:: Dataset records

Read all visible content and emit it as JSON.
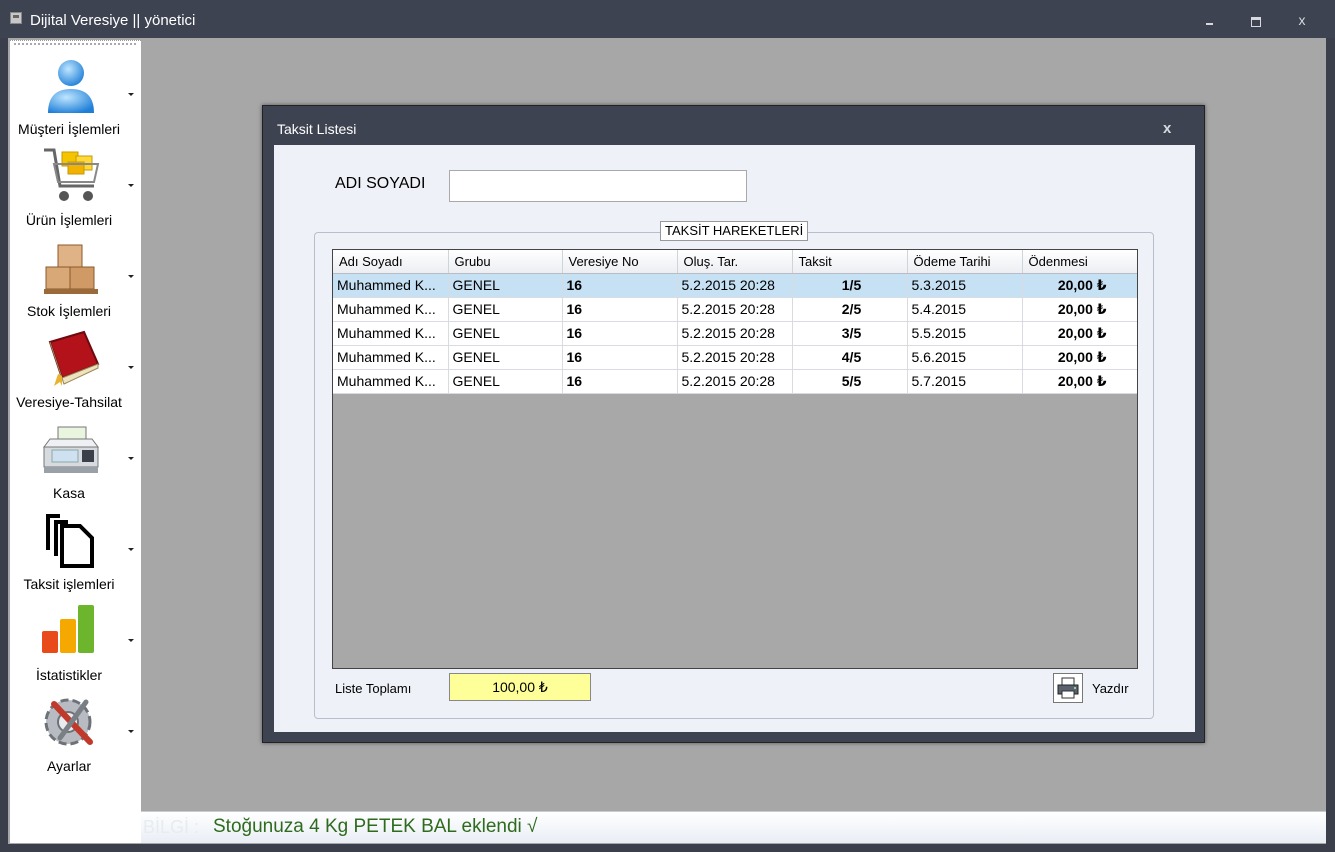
{
  "window": {
    "title": "Dijital Veresiye  ||  yönetici",
    "minimize": "",
    "maximize": "",
    "close": "x"
  },
  "sidebar": {
    "items": [
      {
        "label": "Müşteri İşlemleri",
        "icon": "user-icon"
      },
      {
        "label": "Ürün İşlemleri",
        "icon": "shopping-cart-icon"
      },
      {
        "label": "Stok İşlemleri",
        "icon": "boxes-icon"
      },
      {
        "label": "Veresiye-Tahsilat",
        "icon": "book-icon"
      },
      {
        "label": "Kasa",
        "icon": "cash-register-icon"
      },
      {
        "label": "Taksit işlemleri",
        "icon": "documents-icon"
      },
      {
        "label": "İstatistikler",
        "icon": "bar-chart-icon"
      },
      {
        "label": "Ayarlar",
        "icon": "settings-icon"
      }
    ]
  },
  "dialog": {
    "title": "Taksit Listesi",
    "close": "x",
    "name_label": "ADI SOYADI",
    "name_value": "",
    "group_title": "TAKSİT HAREKETLERİ",
    "columns": [
      "Adı Soyadı",
      "Grubu",
      "Veresiye No",
      "Oluş. Tar.",
      "Taksit",
      "Ödeme Tarihi",
      "Ödenmesi"
    ],
    "rows": [
      [
        "Muhammed K...",
        "GENEL",
        "16",
        "5.2.2015 20:28",
        "1/5",
        "5.3.2015",
        "20,00 ₺"
      ],
      [
        "Muhammed K...",
        "GENEL",
        "16",
        "5.2.2015 20:28",
        "2/5",
        "5.4.2015",
        "20,00 ₺"
      ],
      [
        "Muhammed K...",
        "GENEL",
        "16",
        "5.2.2015 20:28",
        "3/5",
        "5.5.2015",
        "20,00 ₺"
      ],
      [
        "Muhammed K...",
        "GENEL",
        "16",
        "5.2.2015 20:28",
        "4/5",
        "5.6.2015",
        "20,00 ₺"
      ],
      [
        "Muhammed K...",
        "GENEL",
        "16",
        "5.2.2015 20:28",
        "5/5",
        "5.7.2015",
        "20,00 ₺"
      ]
    ],
    "selected_row": 0,
    "total_label": "Liste Toplamı",
    "total_value": "100,00 ₺",
    "print_label": "Yazdır"
  },
  "statusbar": {
    "prefix": "BİLGİ :",
    "message": "Stoğunuza 4 Kg PETEK BAL eklendi  √"
  },
  "colors": {
    "titlebar": "#3d4350",
    "workarea": "#a7a7a7",
    "selected_row": "#c6e1f4",
    "total_box": "#ffff99",
    "status_text": "#2f6b1e"
  }
}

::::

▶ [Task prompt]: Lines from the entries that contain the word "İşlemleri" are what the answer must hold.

▶ [Result for this task]:
        "label": "Müşteri İşlemleri",
        "label": "Ürün İşlemleri",
        "label": "Stok İşlemleri",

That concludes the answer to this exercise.